*** Source material ***

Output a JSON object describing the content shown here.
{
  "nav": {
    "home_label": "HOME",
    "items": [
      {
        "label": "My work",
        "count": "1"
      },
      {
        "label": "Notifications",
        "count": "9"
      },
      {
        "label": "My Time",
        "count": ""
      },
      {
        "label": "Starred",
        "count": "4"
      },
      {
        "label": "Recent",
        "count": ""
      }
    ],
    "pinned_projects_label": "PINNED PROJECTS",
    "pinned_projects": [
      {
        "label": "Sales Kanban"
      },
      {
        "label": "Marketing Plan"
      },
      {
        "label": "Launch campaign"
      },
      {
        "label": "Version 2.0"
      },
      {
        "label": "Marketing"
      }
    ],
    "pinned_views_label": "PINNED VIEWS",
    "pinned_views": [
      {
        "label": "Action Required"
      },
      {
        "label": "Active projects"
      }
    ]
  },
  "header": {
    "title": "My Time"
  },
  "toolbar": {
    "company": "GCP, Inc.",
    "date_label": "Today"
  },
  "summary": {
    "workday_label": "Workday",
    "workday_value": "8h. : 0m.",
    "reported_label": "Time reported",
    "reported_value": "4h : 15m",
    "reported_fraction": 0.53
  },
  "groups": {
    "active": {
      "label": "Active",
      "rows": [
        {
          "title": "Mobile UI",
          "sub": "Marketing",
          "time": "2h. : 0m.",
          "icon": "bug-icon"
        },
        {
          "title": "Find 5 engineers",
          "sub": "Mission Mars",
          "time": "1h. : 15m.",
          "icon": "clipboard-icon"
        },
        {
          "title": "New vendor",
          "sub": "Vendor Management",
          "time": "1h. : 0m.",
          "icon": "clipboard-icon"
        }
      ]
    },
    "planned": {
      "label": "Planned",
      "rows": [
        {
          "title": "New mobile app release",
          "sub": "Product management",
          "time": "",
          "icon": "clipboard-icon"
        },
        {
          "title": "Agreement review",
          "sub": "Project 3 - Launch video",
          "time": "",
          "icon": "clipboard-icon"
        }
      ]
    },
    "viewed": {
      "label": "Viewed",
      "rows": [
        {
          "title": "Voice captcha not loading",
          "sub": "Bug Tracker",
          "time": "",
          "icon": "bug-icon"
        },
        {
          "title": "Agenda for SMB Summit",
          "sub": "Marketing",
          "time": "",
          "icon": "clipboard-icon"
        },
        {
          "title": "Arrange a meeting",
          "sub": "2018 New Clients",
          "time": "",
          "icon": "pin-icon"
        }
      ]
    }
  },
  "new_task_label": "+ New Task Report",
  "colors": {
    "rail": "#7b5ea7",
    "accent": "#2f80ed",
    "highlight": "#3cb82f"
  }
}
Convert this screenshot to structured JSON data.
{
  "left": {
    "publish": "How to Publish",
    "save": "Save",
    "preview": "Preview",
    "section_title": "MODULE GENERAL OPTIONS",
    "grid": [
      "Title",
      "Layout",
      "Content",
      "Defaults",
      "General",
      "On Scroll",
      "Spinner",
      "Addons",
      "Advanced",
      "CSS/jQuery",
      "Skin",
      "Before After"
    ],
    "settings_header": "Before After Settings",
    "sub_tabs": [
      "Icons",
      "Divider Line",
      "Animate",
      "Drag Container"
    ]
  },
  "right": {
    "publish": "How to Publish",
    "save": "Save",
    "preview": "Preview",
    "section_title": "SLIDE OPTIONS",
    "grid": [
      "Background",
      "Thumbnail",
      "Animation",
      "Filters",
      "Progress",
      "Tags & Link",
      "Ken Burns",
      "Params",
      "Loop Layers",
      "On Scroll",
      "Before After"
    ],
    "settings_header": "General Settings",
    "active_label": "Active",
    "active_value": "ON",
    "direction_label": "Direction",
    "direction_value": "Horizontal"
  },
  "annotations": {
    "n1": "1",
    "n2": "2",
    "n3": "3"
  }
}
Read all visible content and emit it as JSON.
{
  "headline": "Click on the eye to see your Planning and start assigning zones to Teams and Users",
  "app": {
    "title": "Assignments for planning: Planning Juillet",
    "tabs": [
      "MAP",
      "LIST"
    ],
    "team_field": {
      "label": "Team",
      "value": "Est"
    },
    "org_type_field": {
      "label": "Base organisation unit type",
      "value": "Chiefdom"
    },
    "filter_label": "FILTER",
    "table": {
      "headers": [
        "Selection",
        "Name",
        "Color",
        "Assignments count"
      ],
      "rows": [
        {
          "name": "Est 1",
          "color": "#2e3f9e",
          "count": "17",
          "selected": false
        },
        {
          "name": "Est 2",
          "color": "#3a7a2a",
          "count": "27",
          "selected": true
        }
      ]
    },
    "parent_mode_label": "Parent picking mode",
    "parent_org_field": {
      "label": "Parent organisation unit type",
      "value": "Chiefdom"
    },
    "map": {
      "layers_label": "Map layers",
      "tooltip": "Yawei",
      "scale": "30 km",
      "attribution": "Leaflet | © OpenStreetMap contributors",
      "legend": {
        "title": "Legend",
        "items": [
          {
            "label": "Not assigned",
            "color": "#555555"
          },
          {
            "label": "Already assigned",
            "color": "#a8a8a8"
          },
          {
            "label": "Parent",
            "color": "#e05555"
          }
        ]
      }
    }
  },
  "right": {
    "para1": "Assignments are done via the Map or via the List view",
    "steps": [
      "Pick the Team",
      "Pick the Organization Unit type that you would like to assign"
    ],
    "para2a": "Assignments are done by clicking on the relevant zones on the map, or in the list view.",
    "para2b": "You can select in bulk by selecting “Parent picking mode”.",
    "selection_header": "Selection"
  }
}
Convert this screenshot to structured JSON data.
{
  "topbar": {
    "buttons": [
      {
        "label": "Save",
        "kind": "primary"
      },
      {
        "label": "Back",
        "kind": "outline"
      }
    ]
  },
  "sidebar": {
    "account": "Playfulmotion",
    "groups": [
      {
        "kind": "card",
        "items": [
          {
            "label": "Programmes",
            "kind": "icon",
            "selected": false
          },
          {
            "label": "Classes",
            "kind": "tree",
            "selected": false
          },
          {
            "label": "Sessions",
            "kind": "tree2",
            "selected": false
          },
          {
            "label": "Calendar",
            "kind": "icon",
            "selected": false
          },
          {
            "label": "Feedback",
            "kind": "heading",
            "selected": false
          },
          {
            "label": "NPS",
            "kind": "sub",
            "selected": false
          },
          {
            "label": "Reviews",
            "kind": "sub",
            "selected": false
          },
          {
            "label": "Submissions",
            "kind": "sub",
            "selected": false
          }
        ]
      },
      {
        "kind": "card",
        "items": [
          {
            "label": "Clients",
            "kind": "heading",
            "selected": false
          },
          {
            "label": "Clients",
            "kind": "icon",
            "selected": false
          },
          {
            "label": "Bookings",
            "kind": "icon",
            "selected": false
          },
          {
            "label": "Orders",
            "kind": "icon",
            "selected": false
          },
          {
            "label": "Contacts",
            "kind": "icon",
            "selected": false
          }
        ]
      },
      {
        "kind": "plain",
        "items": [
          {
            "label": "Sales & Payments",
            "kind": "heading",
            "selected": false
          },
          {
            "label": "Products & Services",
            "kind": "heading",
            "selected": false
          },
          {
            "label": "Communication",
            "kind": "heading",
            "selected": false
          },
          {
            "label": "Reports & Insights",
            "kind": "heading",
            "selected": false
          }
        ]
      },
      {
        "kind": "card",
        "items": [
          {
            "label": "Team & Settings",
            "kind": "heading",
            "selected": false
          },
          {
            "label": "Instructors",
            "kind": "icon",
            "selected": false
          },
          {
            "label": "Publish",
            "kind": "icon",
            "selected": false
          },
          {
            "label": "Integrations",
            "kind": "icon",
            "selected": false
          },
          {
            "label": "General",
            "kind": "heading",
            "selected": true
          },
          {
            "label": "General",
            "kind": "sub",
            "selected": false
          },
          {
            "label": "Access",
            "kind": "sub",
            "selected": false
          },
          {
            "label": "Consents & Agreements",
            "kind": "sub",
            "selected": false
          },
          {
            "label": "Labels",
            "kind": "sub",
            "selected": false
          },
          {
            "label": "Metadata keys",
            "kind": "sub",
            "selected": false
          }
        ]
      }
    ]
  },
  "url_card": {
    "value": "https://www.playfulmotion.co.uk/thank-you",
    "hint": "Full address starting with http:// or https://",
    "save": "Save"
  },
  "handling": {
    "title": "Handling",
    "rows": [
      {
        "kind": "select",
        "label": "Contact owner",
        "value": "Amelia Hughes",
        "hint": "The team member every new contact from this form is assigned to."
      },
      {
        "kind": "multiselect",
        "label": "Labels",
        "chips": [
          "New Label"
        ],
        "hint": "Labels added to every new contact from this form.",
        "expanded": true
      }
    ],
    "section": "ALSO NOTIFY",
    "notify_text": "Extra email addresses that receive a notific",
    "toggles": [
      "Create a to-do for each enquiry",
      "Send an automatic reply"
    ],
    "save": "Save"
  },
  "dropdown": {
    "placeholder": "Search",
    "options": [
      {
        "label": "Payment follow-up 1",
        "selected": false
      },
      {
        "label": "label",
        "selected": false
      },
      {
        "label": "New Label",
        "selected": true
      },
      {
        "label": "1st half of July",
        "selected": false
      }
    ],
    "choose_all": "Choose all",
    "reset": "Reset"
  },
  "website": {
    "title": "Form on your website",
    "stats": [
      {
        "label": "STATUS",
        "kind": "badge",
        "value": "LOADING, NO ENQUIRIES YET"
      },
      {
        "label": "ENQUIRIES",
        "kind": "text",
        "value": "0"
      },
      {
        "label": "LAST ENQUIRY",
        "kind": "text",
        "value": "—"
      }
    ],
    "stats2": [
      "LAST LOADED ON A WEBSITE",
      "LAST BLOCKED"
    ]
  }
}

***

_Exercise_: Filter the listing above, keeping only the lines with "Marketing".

_Task output_:
        "label": "Marketing Plan"
        "label": "Marketing"
          "sub": "Marketing",
          "sub": "Marketing",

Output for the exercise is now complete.